by Jess Clackum
It takes pioneers to force change. Herbert and Mildred would play their part in the years ahead. But in those early days, they didn't see themselves as trailblazers. They were young and in love.
Their rendezvous point: 3,000 feet above a bridge at Lake Martin, 25 miles away from base. He'd fly a repaired AT6 trainer. She'd be in a much slower Piper J-3 Cub.
The two would become known as Tuskegee's "First Couple".
Herbert earned his wings as a Second Lieutenant. He flew 77 missions with the Tuskegee Airmen during WWII and served 27 years in the US Air Force. He earned his Bachelors and Masters Degrees in Education from the Tuskegee Institute. Upon his retirement from a distinguished military career, he served Tuskegee Institute in a variety of positions including Associate Dean.
Mildred earned her pilot’s license in 1941, becoming the first black woman in Alabama to do so. To this day, she is counted among the history-making Tuskegee Airmen. While Mildred was denied admission to the Women Airforce Service Pilots (WASP) because of her race, she was not deterred from flying. She taught and mentored African-American fighter pilots. Seventy years after she’d earned her license, Mildred was recognized as a member of the WASP and received a medal with the inscription: “The First Women in History to Fly America.”

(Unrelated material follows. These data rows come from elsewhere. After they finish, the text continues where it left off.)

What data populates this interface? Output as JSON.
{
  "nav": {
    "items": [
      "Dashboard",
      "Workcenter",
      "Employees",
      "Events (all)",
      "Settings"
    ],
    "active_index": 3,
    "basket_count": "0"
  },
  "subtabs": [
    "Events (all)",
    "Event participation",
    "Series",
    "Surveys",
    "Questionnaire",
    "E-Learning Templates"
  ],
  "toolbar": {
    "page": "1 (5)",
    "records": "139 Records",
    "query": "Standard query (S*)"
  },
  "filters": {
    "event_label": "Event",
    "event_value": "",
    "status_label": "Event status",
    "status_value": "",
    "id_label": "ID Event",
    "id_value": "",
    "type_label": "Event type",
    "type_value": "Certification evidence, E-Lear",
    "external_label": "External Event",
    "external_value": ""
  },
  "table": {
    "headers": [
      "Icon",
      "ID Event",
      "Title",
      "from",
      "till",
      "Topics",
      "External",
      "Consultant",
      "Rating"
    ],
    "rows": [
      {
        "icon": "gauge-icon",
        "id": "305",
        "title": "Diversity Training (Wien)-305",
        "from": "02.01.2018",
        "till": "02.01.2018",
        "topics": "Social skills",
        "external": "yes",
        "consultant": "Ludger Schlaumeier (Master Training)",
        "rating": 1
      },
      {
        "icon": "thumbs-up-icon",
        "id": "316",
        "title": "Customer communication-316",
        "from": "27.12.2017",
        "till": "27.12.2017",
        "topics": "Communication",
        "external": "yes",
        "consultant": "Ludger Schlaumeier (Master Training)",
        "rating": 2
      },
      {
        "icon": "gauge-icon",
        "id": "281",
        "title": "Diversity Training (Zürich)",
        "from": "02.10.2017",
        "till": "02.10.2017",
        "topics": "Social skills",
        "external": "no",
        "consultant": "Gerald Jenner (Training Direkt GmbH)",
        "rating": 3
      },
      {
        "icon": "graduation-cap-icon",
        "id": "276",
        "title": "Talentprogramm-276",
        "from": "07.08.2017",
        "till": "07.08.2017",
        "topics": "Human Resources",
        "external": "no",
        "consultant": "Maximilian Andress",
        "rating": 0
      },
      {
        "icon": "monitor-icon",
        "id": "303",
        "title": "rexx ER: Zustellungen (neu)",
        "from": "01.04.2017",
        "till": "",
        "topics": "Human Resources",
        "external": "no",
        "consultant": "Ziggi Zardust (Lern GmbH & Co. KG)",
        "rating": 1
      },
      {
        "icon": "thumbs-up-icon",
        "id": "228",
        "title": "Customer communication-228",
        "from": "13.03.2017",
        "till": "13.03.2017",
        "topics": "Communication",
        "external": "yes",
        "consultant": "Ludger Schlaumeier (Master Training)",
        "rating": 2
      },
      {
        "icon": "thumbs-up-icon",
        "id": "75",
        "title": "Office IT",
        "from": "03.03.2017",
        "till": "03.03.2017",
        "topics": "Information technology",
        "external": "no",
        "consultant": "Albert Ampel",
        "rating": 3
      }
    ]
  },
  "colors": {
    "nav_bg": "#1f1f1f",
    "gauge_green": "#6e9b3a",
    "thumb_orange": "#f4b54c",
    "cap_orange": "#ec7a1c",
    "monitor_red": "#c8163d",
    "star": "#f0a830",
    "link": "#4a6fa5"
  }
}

Herbert and Mildred were happily married for 69 years until Mildred passed away on October 26, 2011. Herbert followed her on November 8, 2012.
We honor their service to our country!